> **PROBLEM TO SOLVE**
Omit every picture, then return the listing verbatim.
==============================
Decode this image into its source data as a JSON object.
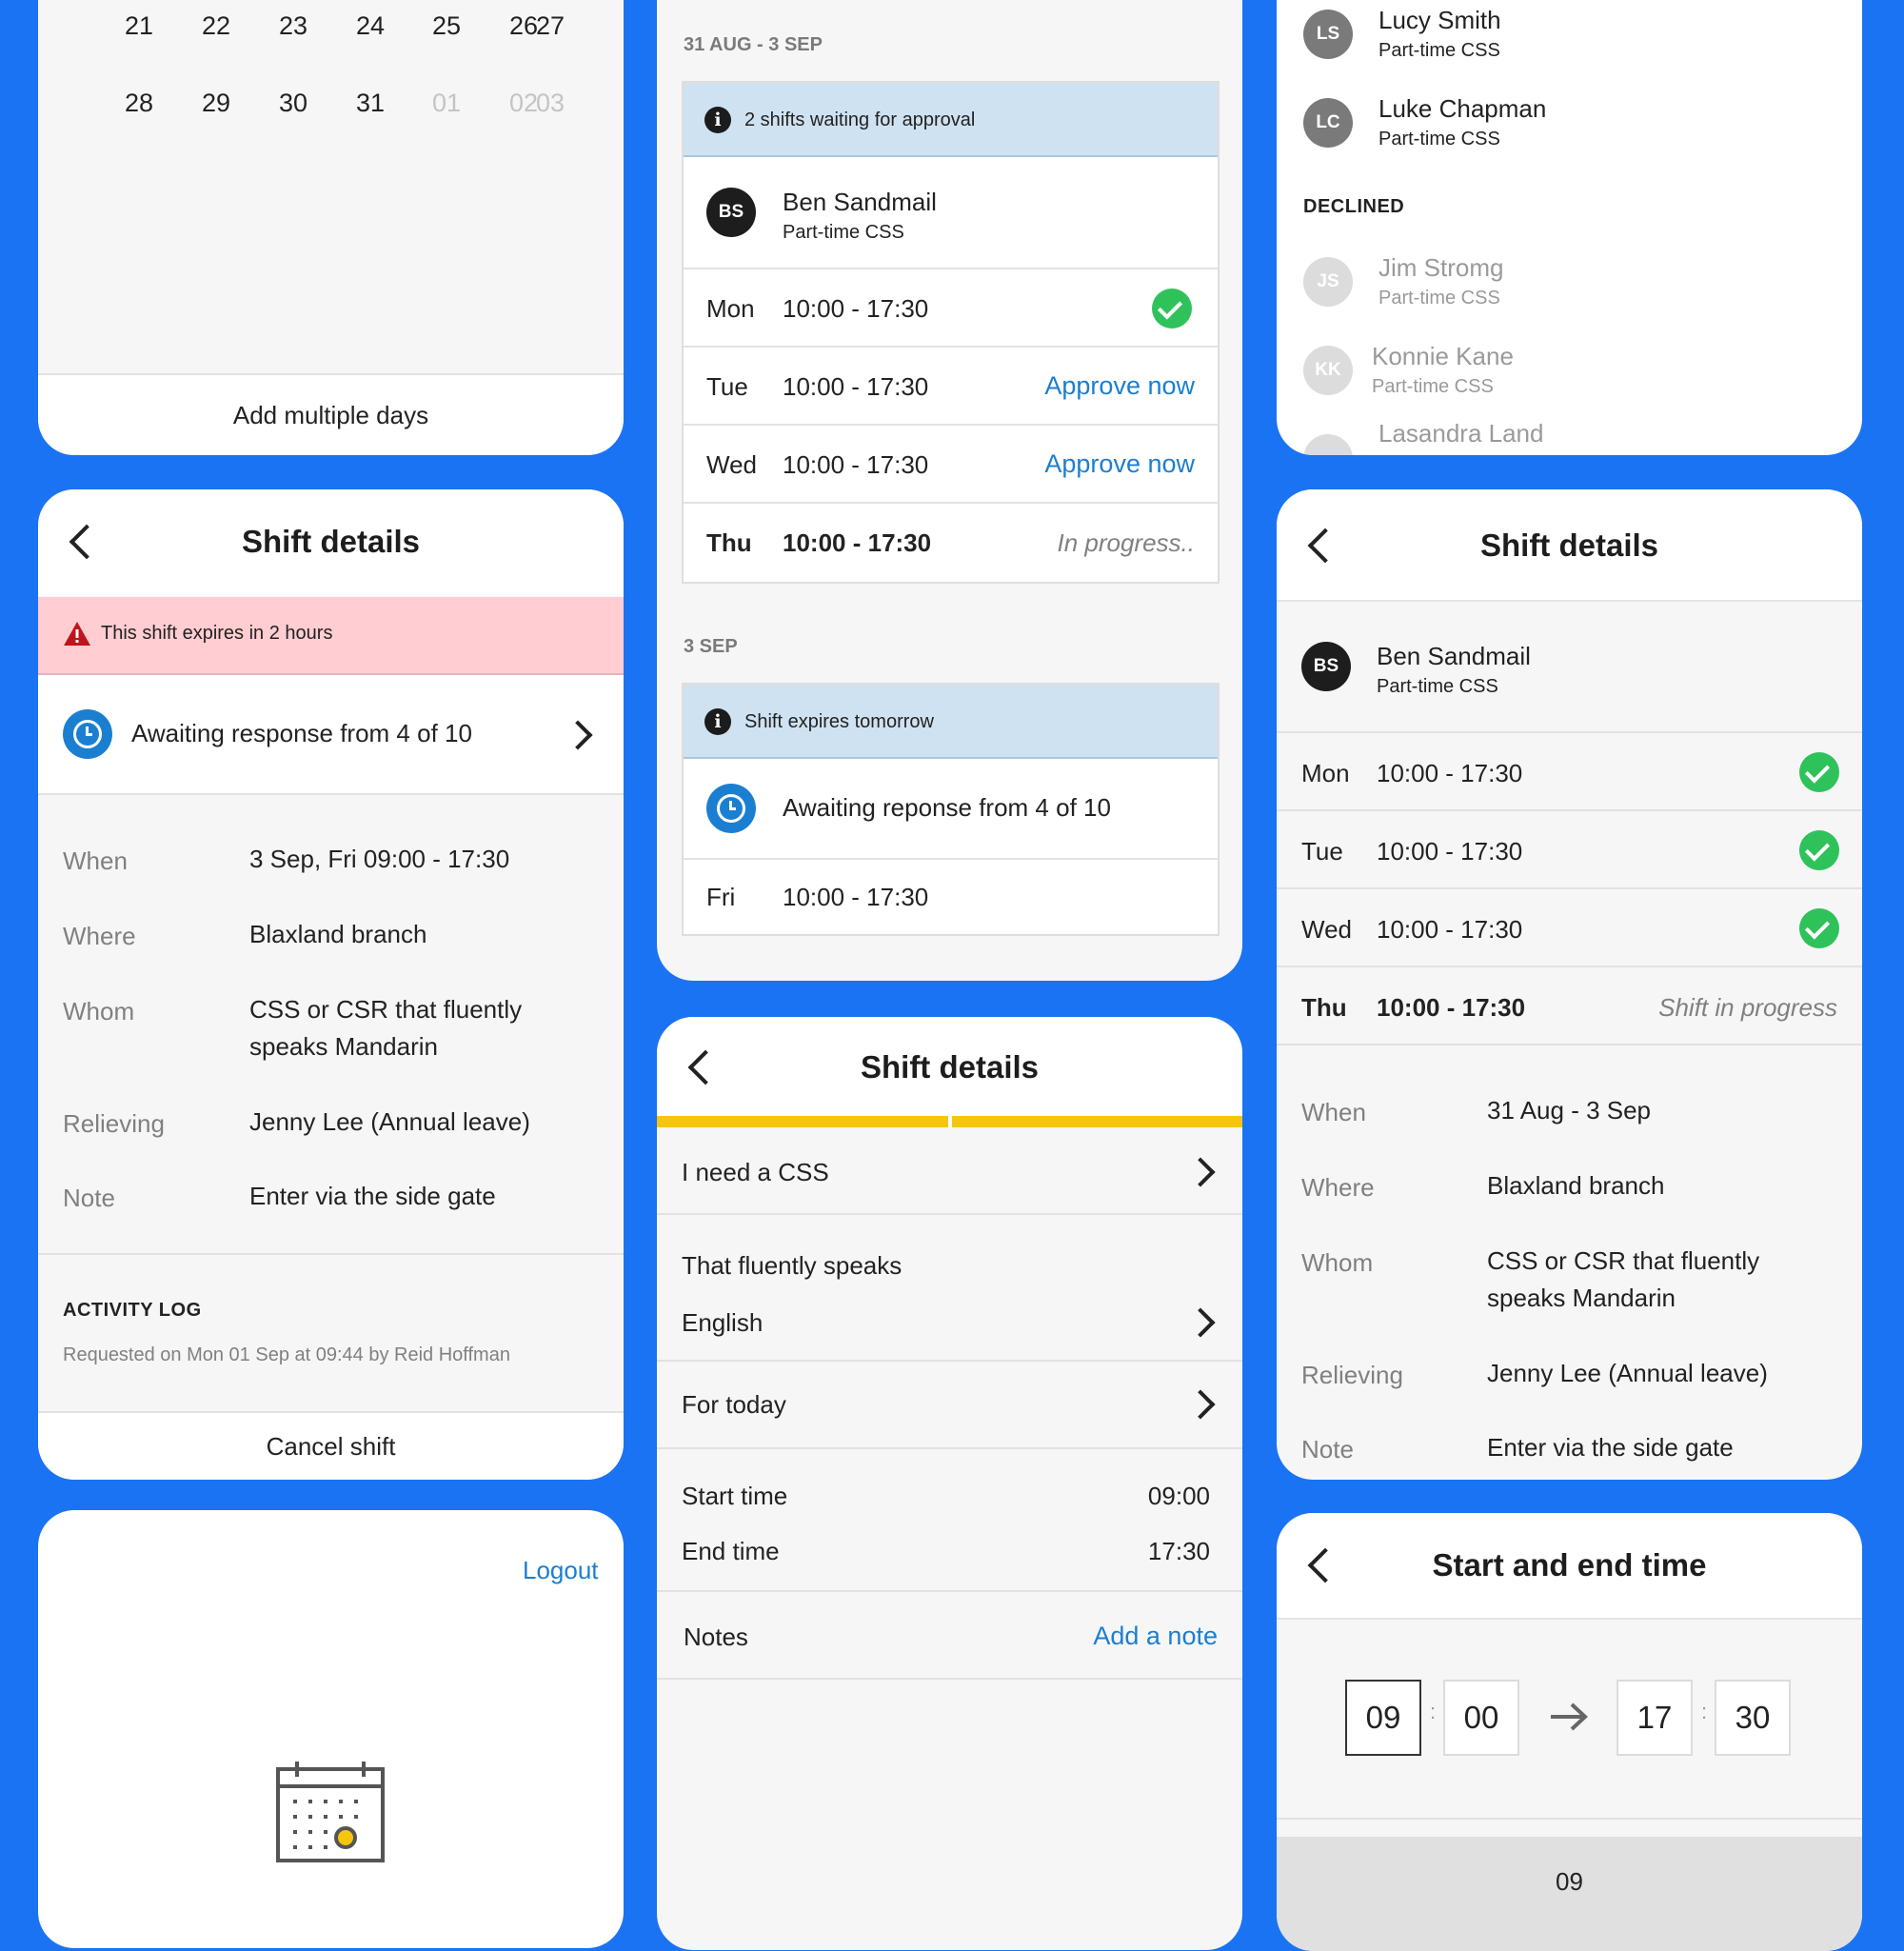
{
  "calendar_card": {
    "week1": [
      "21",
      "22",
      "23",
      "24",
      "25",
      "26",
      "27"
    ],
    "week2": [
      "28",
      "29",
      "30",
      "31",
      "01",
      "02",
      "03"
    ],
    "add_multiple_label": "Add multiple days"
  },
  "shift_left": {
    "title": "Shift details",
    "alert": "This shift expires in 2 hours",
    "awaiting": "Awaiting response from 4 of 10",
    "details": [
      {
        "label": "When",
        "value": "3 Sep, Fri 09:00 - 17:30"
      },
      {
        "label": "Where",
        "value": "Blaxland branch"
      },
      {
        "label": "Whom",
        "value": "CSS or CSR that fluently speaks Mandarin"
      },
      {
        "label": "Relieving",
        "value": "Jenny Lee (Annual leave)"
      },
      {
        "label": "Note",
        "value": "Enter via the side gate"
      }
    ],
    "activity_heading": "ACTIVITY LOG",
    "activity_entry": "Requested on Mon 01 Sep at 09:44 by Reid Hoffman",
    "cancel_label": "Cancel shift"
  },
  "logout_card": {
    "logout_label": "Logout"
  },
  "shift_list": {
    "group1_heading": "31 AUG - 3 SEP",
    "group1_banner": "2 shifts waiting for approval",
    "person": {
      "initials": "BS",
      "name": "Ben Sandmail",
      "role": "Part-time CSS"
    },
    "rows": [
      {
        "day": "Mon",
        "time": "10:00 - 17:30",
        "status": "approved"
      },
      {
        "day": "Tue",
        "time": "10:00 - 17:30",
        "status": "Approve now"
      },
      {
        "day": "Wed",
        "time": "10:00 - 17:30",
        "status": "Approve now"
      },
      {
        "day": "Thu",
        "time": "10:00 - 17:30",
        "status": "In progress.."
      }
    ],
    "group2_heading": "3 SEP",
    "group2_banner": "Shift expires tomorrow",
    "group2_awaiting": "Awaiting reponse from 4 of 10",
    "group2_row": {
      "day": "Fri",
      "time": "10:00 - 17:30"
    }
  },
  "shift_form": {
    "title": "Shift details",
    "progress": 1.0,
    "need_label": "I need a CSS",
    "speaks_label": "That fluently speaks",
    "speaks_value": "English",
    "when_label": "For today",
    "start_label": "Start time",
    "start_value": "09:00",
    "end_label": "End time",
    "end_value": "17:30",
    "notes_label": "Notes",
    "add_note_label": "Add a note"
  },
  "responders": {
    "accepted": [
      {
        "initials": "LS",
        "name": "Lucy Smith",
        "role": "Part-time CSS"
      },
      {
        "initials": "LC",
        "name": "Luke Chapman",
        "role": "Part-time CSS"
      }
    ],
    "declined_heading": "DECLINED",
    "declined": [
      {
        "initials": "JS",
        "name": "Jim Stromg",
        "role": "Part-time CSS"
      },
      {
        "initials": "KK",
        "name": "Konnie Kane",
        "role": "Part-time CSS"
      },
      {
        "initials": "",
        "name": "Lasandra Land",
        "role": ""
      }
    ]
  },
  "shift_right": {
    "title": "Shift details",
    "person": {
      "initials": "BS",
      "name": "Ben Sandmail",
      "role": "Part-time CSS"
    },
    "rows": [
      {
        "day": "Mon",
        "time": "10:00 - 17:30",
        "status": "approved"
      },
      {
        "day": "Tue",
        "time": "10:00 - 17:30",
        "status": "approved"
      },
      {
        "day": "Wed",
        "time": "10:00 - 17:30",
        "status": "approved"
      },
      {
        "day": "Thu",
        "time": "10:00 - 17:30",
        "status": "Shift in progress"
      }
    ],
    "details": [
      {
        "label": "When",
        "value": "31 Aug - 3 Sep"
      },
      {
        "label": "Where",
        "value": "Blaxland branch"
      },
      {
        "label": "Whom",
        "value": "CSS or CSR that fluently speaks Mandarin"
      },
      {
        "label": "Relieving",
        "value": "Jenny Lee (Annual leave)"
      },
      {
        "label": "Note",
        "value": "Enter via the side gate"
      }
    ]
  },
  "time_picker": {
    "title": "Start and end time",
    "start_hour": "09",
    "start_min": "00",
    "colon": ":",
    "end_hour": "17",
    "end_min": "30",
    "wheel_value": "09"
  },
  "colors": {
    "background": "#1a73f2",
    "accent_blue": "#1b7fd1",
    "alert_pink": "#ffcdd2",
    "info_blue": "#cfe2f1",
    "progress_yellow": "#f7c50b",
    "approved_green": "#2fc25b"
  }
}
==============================
> **RESPONSE FOR THIS EXERCISE**
Decode this image into its source data as a JSON object.
{
  "calendar_card": {
    "week1": [
      "21",
      "22",
      "23",
      "24",
      "25",
      "26",
      "27"
    ],
    "week2": [
      "28",
      "29",
      "30",
      "31",
      "01",
      "02",
      "03"
    ],
    "add_multiple_label": "Add multiple days"
  },
  "shift_left": {
    "title": "Shift details",
    "alert": "This shift expires in 2 hours",
    "awaiting": "Awaiting response from 4 of 10",
    "details": [
      {
        "label": "When",
        "value": "3 Sep, Fri 09:00 - 17:30"
      },
      {
        "label": "Where",
        "value": "Blaxland branch"
      },
      {
        "label": "Whom",
        "value": "CSS or CSR that fluently speaks Mandarin"
      },
      {
        "label": "Relieving",
        "value": "Jenny Lee (Annual leave)"
      },
      {
        "label": "Note",
        "value": "Enter via the side gate"
      }
    ],
    "activity_heading": "ACTIVITY LOG",
    "activity_entry": "Requested on Mon 01 Sep at 09:44 by Reid Hoffman",
    "cancel_label": "Cancel shift"
  },
  "logout_card": {
    "logout_label": "Logout"
  },
  "shift_list": {
    "group1_heading": "31 AUG - 3 SEP",
    "group1_banner": "2 shifts waiting for approval",
    "person": {
      "initials": "BS",
      "name": "Ben Sandmail",
      "role": "Part-time CSS"
    },
    "rows": [
      {
        "day": "Mon",
        "time": "10:00 - 17:30",
        "status": "approved"
      },
      {
        "day": "Tue",
        "time": "10:00 - 17:30",
        "status": "Approve now"
      },
      {
        "day": "Wed",
        "time": "10:00 - 17:30",
        "status": "Approve now"
      },
      {
        "day": "Thu",
        "time": "10:00 - 17:30",
        "status": "In progress.."
      }
    ],
    "group2_heading": "3 SEP",
    "group2_banner": "Shift expires tomorrow",
    "group2_awaiting": "Awaiting reponse from 4 of 10",
    "group2_row": {
      "day": "Fri",
      "time": "10:00 - 17:30"
    }
  },
  "shift_form": {
    "title": "Shift details",
    "progress": 1.0,
    "need_label": "I need a CSS",
    "speaks_label": "That fluently speaks",
    "speaks_value": "English",
    "when_label": "For today",
    "start_label": "Start time",
    "start_value": "09:00",
    "end_label": "End time",
    "end_value": "17:30",
    "notes_label": "Notes",
    "add_note_label": "Add a note"
  },
  "responders": {
    "accepted": [
      {
        "initials": "LS",
        "name": "Lucy Smith",
        "role": "Part-time CSS"
      },
      {
        "initials": "LC",
        "name": "Luke Chapman",
        "role": "Part-time CSS"
      }
    ],
    "declined_heading": "DECLINED",
    "declined": [
      {
        "initials": "JS",
        "name": "Jim Stromg",
        "role": "Part-time CSS"
      },
      {
        "initials": "KK",
        "name": "Konnie Kane",
        "role": "Part-time CSS"
      },
      {
        "initials": "",
        "name": "Lasandra Land",
        "role": ""
      }
    ]
  },
  "shift_right": {
    "title": "Shift details",
    "person": {
      "initials": "BS",
      "name": "Ben Sandmail",
      "role": "Part-time CSS"
    },
    "rows": [
      {
        "day": "Mon",
        "time": "10:00 - 17:30",
        "status": "approved"
      },
      {
        "day": "Tue",
        "time": "10:00 - 17:30",
        "status": "approved"
      },
      {
        "day": "Wed",
        "time": "10:00 - 17:30",
        "status": "approved"
      },
      {
        "day": "Thu",
        "time": "10:00 - 17:30",
        "status": "Shift in progress"
      }
    ],
    "details": [
      {
        "label": "When",
        "value": "31 Aug - 3 Sep"
      },
      {
        "label": "Where",
        "value": "Blaxland branch"
      },
      {
        "label": "Whom",
        "value": "CSS or CSR that fluently speaks Mandarin"
      },
      {
        "label": "Relieving",
        "value": "Jenny Lee (Annual leave)"
      },
      {
        "label": "Note",
        "value": "Enter via the side gate"
      }
    ]
  },
  "time_picker": {
    "title": "Start and end time",
    "start_hour": "09",
    "start_min": "00",
    "colon": ":",
    "end_hour": "17",
    "end_min": "30",
    "wheel_value": "09"
  },
  "colors": {
    "background": "#1a73f2",
    "accent_blue": "#1b7fd1",
    "alert_pink": "#ffcdd2",
    "info_blue": "#cfe2f1",
    "progress_yellow": "#f7c50b",
    "approved_green": "#2fc25b"
  }
}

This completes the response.